“And the Lord God said, “It is not good that man should be alone; I will make him a helper comparable to him.” (Genesis 2:18)
When God created man, we are told in Genesis 2 that He brought all creatures before Him for names (Genesis 2:19). How long did it take for the first man—Adam—to see that each species was represented by both male and female, while humankind was only male?
Why was man only male? And, why the parade of animals before Adam? Why did God, who Genesis 1:31 tells us made everything good, declare that it was not good for Adam to be alone?
First, we must clearly understand that God’s plan for man was—and is— certainly good. Adam was not defective as he was; God simply hadn’t finished the creation of humankind yet.
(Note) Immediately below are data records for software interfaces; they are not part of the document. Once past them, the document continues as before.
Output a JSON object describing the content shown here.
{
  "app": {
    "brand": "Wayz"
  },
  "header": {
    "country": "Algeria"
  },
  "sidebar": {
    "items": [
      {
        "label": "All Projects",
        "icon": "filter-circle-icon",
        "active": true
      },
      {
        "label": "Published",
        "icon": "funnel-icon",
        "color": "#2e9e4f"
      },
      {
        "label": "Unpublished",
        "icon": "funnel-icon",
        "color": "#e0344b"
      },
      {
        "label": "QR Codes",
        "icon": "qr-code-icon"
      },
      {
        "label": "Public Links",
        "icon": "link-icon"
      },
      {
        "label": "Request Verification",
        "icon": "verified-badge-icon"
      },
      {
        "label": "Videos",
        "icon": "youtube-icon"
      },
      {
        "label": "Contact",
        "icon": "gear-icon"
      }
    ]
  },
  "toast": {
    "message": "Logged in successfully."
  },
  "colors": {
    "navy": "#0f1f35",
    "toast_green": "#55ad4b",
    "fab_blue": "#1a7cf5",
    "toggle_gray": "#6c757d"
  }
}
Second, the sheer fact that human reproduction requires both male and female demands that God always intended that a woman would be brought into the picture.
So, again, why? Why did God delay in the creation of woman? Ponder this possibility: God wanted man to recognize his need. God made man with incredible potential. Even still, such potential was limited. Adam had to be shown that. (Maybe he great tired coming up with animal names after a while?)
So, God brought all the animals before Adam—the man He had created with so much potential—to drive home an important lesson: he needed someone like him.
What lesson do we take from this? Children sometimes cry out, “I can do this myself!” That mindset is sometimes difficult to shake in life. We tend to think we are self-sufficient, able to do anything on our own. But, the fact is we are not. While we may not want to admit it, we are flawed, weak and terribly insufficient. Sometimes, we can’t simply be told that some tasks are beyond our ability alone. We must come to the point that we admit need someone else; that we need… help.
For many, this will take the form of a spouse, someone from the opposite sex to whom they will devote their life. This will be someone with whom they can be “one” (Gen. 2:24)—sexually, mentally, spiritually, etc. Others will never marry; that’s alright; Jesus never married, and Paul wasn’t (at least not while he carried out his great missionary journeys- 1 Cor. 9:5). But, married or unmarried, we all need people who can help us, laugh with us, cry with us, comfort us, carry us, and advise us. Alone, we think mainly of ourselves; with others, we think about and throw ourselves into the lives of others, loving and sacrificing for someone other than ourselves. Ultimately, that’s the only way we can truly begin to understand and connect with a God who loves, sacrifices and… helps.
Let’s apply that to our lives.